Browsing 310 - 320 results of 551 programs for category - Everyday Science
Explore the science behind this activity, including capillary action (how the water moves up the paper) and chromatography, or how different elements of the ink are carried along at different rates, allowing you to see that black ink is actually made up of many different colors. Senior Staff Scientist Thomas Humphrey invents a simple experiment to see if the Giant Mirror is spherical or parabolic, and then to see if it's perfectly spherical. By placing a Styrofoam ball at the center of curvature, he's able to prove that the mirror is out of pure sphericity by about one-quarter of one degree. Staff Neuroscientist Richard Brown demonstrates that the Giant Mirror reflects infrared radiation as well as visible light. Students may come into your classroom with preconceived ideas about how things work. TI director Linda Shore explains why she feels it’s important to explore students’ private theories about the world, and some ways she’s found to do that in her own classrooms.
An introduction to the Ice Balloons activity, in which learners explore globes of frozen water and learn how to ask and then answer 'investigable' questions. A detailed demonstration of how to do the Ice Balloons activity, including a discussion of materials needed and strategies for getting learners to ask and then investigate questions about what they are seeing. The science and pedagogy behind this activity, including a discussion of concepts such as density, temperature, thermal conductivity, center of mass, freezing point depression, heat capacity, and the characteristics of the states of water, water vapor, and ice.

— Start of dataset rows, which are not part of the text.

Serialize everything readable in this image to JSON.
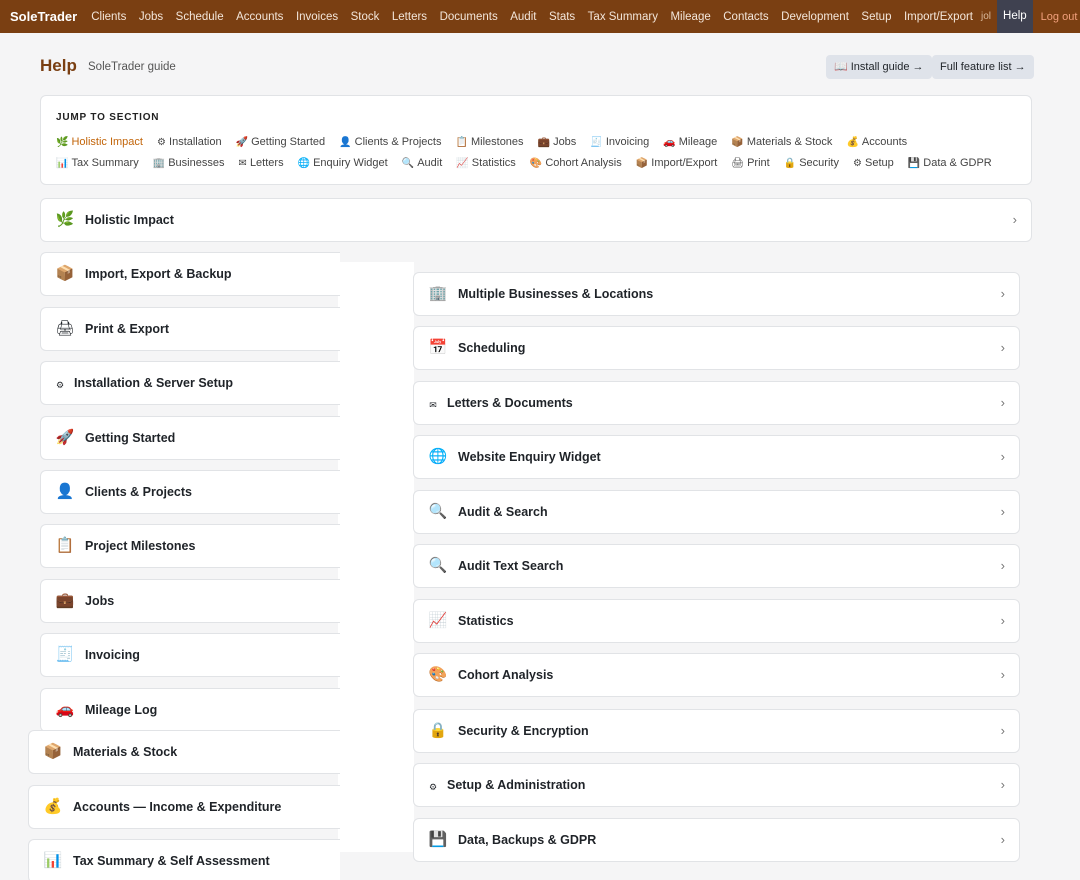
{
  "nav": {
    "brand": "SoleTrader",
    "links": [
      "Clients",
      "Jobs",
      "Schedule",
      "Accounts",
      "Invoices",
      "Stock",
      "Letters",
      "Documents",
      "Audit",
      "Stats",
      "Tax Summary",
      "Mileage",
      "Contacts",
      "Development",
      "Setup",
      "Import/Export"
    ],
    "user": "jol",
    "help": "Help",
    "logout": "Log out"
  },
  "header": {
    "title": "Help",
    "subtitle": "SoleTrader guide",
    "install_btn": "📖 Install guide →",
    "features_btn": "Full feature list →"
  },
  "jump": {
    "title": "JUMP TO SECTION",
    "links": [
      {
        "icon": "🌿",
        "label": "Holistic Impact"
      },
      {
        "icon": "⚙",
        "label": "Installation"
      },
      {
        "icon": "🚀",
        "label": "Getting Started"
      },
      {
        "icon": "👤",
        "label": "Clients & Projects"
      },
      {
        "icon": "📋",
        "label": "Milestones"
      },
      {
        "icon": "💼",
        "label": "Jobs"
      },
      {
        "icon": "🧾",
        "label": "Invoicing"
      },
      {
        "icon": "🚗",
        "label": "Mileage"
      },
      {
        "icon": "📦",
        "label": "Materials & Stock"
      },
      {
        "icon": "💰",
        "label": "Accounts"
      },
      {
        "icon": "📊",
        "label": "Tax Summary"
      },
      {
        "icon": "🏢",
        "label": "Businesses"
      },
      {
        "icon": "✉",
        "label": "Letters"
      },
      {
        "icon": "🌐",
        "label": "Enquiry Widget"
      },
      {
        "icon": "🔍",
        "label": "Audit"
      },
      {
        "icon": "📈",
        "label": "Statistics"
      },
      {
        "icon": "🎨",
        "label": "Cohort Analysis"
      },
      {
        "icon": "📦",
        "label": "Import/Export"
      },
      {
        "icon": "🖨",
        "label": "Print"
      },
      {
        "icon": "🔒",
        "label": "Security"
      },
      {
        "icon": "⚙",
        "label": "Setup"
      },
      {
        "icon": "💾",
        "label": "Data & GDPR"
      }
    ]
  },
  "sections": {
    "holistic": {
      "icon": "🌿",
      "label": "Holistic Impact"
    },
    "left": [
      {
        "icon": "📦",
        "label": "Import, Export & Backup"
      },
      {
        "icon": "🖨",
        "label": "Print & Export"
      },
      {
        "icon": "⚙",
        "label": "Installation & Server Setup"
      },
      {
        "icon": "🚀",
        "label": "Getting Started"
      },
      {
        "icon": "👤",
        "label": "Clients & Projects"
      },
      {
        "icon": "📋",
        "label": "Project Milestones"
      },
      {
        "icon": "💼",
        "label": "Jobs"
      },
      {
        "icon": "🧾",
        "label": "Invoicing"
      },
      {
        "icon": "🚗",
        "label": "Mileage Log"
      }
    ],
    "left2": [
      {
        "icon": "📦",
        "label": "Materials & Stock"
      },
      {
        "icon": "💰",
        "label": "Accounts — Income & Expenditure"
      },
      {
        "icon": "📊",
        "label": "Tax Summary & Self Assessment"
      }
    ],
    "right": [
      {
        "icon": "🏢",
        "label": "Multiple Businesses & Locations"
      },
      {
        "icon": "📅",
        "label": "Scheduling"
      },
      {
        "icon": "✉",
        "label": "Letters & Documents"
      },
      {
        "icon": "🌐",
        "label": "Website Enquiry Widget"
      },
      {
        "icon": "🔍",
        "label": "Audit & Search"
      },
      {
        "icon": "🔍",
        "label": "Audit Text Search"
      },
      {
        "icon": "📈",
        "label": "Statistics"
      },
      {
        "icon": "🎨",
        "label": "Cohort Analysis"
      },
      {
        "icon": "🔒",
        "label": "Security & Encryption"
      },
      {
        "icon": "⚙",
        "label": "Setup & Administration"
      },
      {
        "icon": "💾",
        "label": "Data, Backups & GDPR"
      }
    ],
    "chevron": "›"
  }
}
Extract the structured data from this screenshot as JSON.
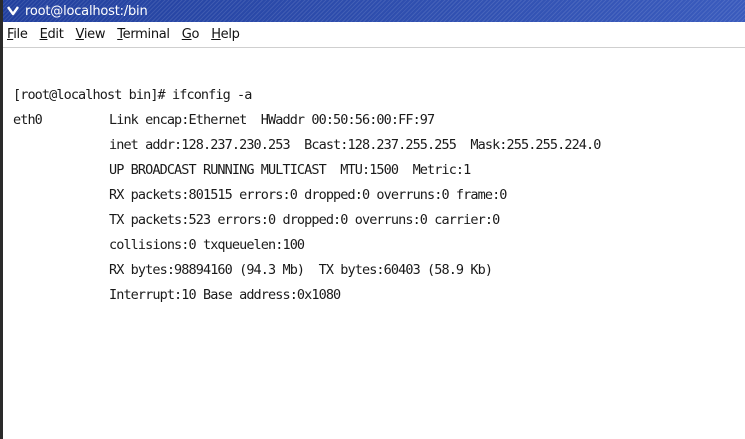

Also describes strategies for observing, asking questions, and then choosing a question to investigate further. In this activity, you'll explore a frozen water balloon to learn how to ask investigable questions and how to use everyday objects to do experiments to answer those questions. Exploratorium staff physicist Thomas Humphrey reveals why size does matter, at least in physics. Need to remember why you teach? Listen to this incredible story from one of our teacher coaches recalling her first year of teaching.